Obbink, Dirk. “Sacrifice and Cultural Formation.” Masks of Dionysus. Eds. Thomas H. Carpenter and Christopher A Faraone. Ithaca: Cornell UP, 1993. 65-86.

Ovid. Metamorphoses. Trans. Rolfe Humphries. Bloomington: Indiana UP, 1955.

Schlesier, Renate. “Mixtures as Masks: Maenads as Tragic Models.” Masks of Dionysus. Eds. Thomas H. Carpenter and Christopher A Faraone. Ithaca: Cornell UP, 1993. 89-114.

Sharrock, Alison. “Gender and Sexuality.” The Cambridge Companion to Ovid. Ed. Philip Hardie. Cambridge: Cambridge UP, 2002. 95-107.

Turcan, Robert. The Cults of the Roman Empire. Trans. Antonia Nevill. Oxford: Blackwell, 1996.

Wheeler, Stephen M. A Discourse of Wonders: Audience and Performance in Ovid’s Metamorphoses.
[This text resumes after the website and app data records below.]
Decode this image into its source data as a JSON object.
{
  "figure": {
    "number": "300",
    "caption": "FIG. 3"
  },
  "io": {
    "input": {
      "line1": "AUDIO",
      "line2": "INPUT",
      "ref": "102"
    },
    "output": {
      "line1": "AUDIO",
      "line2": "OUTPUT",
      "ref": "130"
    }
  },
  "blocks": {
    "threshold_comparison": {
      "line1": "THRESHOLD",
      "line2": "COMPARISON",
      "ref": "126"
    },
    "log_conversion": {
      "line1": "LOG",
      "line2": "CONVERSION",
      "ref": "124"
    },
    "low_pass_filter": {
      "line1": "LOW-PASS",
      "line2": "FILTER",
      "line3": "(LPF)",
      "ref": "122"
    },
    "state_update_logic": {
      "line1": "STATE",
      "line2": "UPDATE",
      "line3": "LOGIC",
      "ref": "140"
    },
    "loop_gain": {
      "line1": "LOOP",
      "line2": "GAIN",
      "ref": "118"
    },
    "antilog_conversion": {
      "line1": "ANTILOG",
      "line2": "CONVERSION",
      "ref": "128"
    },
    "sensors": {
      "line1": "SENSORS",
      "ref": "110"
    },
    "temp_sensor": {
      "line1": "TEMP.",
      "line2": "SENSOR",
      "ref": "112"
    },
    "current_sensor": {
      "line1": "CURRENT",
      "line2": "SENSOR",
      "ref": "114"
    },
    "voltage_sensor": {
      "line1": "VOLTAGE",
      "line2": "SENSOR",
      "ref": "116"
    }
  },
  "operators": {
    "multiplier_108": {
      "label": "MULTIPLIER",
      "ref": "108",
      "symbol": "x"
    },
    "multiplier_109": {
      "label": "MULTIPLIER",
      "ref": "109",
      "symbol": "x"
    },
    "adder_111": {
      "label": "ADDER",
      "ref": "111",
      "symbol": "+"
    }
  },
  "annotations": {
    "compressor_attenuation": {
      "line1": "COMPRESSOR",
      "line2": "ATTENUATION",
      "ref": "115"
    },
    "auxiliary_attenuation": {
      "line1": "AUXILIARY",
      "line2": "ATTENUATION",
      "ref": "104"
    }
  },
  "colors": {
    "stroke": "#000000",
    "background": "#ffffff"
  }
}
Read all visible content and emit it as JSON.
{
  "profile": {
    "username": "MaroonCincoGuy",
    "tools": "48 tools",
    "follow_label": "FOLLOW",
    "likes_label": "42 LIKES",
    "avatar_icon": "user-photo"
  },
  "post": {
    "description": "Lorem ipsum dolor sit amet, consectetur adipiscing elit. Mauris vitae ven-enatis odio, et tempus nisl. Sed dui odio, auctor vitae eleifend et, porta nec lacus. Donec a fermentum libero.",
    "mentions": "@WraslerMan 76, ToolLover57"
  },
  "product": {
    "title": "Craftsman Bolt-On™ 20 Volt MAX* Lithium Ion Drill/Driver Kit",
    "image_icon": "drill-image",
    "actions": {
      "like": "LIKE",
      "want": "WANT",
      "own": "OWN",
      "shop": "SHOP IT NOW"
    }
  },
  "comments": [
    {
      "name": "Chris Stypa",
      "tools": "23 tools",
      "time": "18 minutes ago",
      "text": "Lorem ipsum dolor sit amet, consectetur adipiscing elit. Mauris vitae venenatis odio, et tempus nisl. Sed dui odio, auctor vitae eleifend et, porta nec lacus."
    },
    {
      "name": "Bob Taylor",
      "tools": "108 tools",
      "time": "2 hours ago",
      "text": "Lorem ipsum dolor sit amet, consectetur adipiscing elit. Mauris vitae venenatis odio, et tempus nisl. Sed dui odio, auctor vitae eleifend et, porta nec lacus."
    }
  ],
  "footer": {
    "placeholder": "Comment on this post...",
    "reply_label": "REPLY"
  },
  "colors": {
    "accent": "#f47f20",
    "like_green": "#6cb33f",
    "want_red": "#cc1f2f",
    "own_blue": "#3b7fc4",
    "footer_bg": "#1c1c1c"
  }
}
Philadelphia: U Pennsylvania P, 1999.




Copyright Jacqueline Pollard (2005)